# YOUR TASK
Would you find each line in the entries below with the string "calories" and copy it?

# DATA IN THIS EXERCISE
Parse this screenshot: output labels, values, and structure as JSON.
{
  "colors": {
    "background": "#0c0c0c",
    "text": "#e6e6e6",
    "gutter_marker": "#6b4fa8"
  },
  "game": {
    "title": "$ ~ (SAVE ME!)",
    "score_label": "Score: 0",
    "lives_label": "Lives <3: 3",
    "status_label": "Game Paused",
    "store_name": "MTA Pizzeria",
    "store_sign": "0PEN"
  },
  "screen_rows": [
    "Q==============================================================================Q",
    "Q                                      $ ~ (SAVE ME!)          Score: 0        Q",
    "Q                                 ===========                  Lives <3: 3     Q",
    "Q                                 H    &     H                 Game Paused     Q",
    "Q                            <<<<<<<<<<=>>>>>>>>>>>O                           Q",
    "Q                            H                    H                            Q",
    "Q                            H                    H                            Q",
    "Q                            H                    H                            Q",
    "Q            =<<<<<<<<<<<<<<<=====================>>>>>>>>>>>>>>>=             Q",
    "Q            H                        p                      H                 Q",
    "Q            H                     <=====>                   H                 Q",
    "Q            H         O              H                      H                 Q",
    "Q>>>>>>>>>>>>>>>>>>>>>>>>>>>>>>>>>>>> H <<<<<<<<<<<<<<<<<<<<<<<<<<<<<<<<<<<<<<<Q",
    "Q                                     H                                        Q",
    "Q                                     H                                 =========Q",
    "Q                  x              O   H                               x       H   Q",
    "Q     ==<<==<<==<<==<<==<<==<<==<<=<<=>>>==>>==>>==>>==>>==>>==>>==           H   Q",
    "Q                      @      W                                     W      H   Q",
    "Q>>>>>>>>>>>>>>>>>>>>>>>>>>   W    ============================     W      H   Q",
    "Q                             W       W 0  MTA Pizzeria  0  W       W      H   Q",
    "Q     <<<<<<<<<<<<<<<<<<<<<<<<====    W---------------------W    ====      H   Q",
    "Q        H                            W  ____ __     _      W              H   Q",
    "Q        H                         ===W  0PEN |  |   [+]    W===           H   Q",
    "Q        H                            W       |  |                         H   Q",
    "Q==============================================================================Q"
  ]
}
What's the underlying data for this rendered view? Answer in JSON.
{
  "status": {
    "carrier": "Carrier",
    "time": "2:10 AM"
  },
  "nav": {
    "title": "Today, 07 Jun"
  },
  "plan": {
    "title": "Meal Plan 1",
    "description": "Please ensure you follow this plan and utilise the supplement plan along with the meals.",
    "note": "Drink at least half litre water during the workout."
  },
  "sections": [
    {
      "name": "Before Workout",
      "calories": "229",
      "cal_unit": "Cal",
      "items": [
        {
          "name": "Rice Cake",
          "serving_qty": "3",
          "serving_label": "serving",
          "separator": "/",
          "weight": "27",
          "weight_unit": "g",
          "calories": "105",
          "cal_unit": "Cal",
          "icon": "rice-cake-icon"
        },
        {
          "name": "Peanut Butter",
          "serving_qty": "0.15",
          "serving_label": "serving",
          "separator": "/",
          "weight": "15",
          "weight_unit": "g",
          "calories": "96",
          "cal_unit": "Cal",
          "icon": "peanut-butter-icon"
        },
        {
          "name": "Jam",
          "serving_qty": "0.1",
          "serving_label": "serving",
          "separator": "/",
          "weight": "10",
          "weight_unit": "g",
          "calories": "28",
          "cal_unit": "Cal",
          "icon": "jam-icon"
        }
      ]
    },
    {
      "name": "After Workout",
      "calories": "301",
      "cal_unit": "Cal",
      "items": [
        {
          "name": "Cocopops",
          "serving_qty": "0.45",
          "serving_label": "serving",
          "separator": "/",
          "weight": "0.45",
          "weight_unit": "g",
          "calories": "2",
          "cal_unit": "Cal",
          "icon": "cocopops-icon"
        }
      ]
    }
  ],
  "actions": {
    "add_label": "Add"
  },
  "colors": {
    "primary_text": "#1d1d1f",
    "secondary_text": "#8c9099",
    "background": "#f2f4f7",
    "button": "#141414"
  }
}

# WRITTEN ANSWER
      "calories": "229",
          "calories": "105",
          "calories": "96",
          "calories": "28",
      "calories": "301",
          "calories": "2",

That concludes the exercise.